*** Opening AVAILABLE DATA ***

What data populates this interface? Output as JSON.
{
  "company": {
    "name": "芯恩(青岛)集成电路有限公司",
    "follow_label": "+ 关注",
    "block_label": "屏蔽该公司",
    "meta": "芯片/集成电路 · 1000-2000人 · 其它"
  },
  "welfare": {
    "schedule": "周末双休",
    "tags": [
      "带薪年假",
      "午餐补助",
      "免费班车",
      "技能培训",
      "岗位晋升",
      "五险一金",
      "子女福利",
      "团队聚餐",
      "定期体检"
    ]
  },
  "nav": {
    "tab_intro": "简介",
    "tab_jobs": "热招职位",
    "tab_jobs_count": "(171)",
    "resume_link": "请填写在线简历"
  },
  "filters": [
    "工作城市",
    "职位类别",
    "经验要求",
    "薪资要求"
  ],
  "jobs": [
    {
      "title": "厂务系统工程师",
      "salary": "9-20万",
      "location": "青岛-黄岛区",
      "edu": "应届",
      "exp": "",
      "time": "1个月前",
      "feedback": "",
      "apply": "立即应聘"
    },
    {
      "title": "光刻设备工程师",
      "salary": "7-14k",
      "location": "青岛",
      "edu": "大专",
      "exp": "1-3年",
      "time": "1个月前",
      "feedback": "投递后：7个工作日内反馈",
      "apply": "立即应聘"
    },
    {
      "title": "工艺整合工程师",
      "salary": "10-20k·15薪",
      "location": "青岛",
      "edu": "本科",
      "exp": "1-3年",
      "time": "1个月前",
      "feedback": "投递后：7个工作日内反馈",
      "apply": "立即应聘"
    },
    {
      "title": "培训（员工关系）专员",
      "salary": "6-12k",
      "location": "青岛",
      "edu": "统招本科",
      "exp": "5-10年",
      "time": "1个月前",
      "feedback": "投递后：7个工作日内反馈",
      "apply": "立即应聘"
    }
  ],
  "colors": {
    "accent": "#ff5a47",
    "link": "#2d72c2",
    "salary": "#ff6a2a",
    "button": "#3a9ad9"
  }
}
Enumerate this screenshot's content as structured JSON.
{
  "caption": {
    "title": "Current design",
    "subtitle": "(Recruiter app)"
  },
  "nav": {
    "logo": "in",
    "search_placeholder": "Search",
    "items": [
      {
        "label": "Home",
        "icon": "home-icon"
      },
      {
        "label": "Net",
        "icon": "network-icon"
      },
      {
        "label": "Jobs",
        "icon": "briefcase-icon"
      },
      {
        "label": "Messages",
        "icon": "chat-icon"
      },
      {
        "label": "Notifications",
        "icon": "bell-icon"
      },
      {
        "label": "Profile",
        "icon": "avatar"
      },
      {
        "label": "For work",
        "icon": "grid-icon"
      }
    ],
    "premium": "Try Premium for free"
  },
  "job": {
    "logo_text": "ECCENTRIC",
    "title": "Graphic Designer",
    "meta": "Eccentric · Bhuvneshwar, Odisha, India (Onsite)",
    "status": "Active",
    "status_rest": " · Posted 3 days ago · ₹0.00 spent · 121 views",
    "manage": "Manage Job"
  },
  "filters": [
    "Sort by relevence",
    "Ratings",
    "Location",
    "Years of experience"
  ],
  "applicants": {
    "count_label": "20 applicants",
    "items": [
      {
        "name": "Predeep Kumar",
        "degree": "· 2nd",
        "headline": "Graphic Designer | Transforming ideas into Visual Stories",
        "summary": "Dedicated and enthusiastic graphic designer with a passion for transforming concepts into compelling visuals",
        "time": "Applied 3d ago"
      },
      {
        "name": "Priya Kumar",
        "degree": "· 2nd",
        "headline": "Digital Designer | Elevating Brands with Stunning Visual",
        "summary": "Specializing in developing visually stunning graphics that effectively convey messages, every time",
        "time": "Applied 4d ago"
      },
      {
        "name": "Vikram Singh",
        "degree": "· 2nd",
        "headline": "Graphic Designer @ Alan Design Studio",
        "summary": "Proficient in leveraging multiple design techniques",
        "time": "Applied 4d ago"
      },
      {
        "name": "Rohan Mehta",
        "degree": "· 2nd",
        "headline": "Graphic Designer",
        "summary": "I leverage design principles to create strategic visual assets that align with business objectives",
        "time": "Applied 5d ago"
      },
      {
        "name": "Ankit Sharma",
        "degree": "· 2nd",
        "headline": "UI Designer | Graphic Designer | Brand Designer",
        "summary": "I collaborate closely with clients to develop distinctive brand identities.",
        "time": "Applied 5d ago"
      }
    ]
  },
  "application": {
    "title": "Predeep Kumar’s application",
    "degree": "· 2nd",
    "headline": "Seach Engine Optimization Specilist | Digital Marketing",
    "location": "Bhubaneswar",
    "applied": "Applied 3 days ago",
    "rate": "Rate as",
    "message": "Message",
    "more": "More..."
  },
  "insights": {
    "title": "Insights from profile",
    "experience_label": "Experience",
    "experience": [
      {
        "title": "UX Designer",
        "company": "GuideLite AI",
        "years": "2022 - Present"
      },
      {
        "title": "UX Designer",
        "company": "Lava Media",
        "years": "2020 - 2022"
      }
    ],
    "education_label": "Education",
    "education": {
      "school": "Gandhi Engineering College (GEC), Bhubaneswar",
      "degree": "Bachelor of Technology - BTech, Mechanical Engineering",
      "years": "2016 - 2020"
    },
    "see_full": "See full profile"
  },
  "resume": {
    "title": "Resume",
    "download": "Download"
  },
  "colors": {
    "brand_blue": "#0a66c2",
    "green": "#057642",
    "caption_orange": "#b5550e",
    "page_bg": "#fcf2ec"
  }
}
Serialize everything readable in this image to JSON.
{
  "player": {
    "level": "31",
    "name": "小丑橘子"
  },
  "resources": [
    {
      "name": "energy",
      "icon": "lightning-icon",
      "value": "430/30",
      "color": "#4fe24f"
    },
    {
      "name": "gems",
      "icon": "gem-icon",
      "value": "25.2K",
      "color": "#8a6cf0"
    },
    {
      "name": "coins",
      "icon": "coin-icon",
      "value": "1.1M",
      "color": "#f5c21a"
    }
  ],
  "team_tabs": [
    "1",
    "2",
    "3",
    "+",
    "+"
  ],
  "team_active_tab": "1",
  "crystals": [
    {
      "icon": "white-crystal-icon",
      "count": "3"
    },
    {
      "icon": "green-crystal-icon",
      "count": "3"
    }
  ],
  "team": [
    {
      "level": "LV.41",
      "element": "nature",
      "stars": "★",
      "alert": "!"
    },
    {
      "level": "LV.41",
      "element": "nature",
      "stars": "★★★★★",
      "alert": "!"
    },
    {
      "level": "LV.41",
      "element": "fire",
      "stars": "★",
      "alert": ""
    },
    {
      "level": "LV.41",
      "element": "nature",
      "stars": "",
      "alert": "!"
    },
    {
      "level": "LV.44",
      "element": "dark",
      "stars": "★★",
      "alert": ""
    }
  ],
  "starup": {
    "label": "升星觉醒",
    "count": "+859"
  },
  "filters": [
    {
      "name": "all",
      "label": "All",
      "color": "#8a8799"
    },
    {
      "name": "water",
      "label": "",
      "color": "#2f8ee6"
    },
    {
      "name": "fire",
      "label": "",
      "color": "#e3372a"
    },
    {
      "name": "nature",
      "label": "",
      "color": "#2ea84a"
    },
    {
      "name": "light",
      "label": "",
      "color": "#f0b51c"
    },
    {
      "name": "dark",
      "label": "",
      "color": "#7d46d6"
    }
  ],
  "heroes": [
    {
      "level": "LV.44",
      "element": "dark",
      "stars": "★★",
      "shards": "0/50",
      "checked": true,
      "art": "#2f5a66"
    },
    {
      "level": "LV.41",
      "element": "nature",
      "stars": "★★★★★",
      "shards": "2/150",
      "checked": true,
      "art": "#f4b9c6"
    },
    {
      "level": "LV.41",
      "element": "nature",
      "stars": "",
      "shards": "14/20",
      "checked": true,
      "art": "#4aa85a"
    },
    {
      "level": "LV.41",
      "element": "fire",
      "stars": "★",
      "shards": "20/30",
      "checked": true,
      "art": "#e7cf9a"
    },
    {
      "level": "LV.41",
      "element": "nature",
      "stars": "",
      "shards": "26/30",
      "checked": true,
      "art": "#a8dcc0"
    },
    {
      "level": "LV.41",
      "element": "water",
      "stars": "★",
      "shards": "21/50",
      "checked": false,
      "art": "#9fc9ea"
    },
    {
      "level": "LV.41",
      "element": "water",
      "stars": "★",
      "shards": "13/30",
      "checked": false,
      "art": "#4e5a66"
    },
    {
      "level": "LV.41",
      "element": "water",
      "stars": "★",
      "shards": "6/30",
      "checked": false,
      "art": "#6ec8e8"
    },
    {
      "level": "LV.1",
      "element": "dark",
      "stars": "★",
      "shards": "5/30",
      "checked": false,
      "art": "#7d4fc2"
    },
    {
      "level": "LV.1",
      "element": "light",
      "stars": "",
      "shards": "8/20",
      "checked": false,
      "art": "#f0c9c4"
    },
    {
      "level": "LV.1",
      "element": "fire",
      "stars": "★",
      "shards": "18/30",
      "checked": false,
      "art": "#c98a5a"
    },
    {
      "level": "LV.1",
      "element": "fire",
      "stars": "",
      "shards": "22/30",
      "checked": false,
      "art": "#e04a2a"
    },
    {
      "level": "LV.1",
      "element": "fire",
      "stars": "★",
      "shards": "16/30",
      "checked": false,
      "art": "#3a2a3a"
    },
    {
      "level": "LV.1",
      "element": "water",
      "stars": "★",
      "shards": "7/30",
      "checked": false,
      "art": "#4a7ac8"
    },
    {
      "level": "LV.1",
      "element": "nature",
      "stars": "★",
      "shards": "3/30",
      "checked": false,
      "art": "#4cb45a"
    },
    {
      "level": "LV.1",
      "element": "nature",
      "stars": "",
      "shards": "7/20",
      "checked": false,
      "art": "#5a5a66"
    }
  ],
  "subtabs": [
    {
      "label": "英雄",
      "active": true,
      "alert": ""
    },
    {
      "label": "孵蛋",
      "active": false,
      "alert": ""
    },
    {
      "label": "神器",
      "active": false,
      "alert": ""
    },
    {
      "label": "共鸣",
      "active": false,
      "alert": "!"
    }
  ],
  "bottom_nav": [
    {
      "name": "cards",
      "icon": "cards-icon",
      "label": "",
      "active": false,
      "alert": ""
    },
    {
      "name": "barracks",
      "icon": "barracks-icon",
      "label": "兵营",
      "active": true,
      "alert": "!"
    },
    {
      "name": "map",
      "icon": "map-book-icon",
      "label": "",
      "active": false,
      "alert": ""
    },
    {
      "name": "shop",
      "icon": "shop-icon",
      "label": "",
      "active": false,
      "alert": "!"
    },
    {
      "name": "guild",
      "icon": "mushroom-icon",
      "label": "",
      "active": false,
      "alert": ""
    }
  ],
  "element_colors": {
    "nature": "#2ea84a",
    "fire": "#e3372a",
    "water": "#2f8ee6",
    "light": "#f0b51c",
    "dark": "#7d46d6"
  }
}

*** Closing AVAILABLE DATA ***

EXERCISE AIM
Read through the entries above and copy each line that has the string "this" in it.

PROBLEM SOLUTION
What data populates this interface? Output as JSON.
Enumerate this screenshot's content as structured JSON.
Serialize everything readable in this image to JSON.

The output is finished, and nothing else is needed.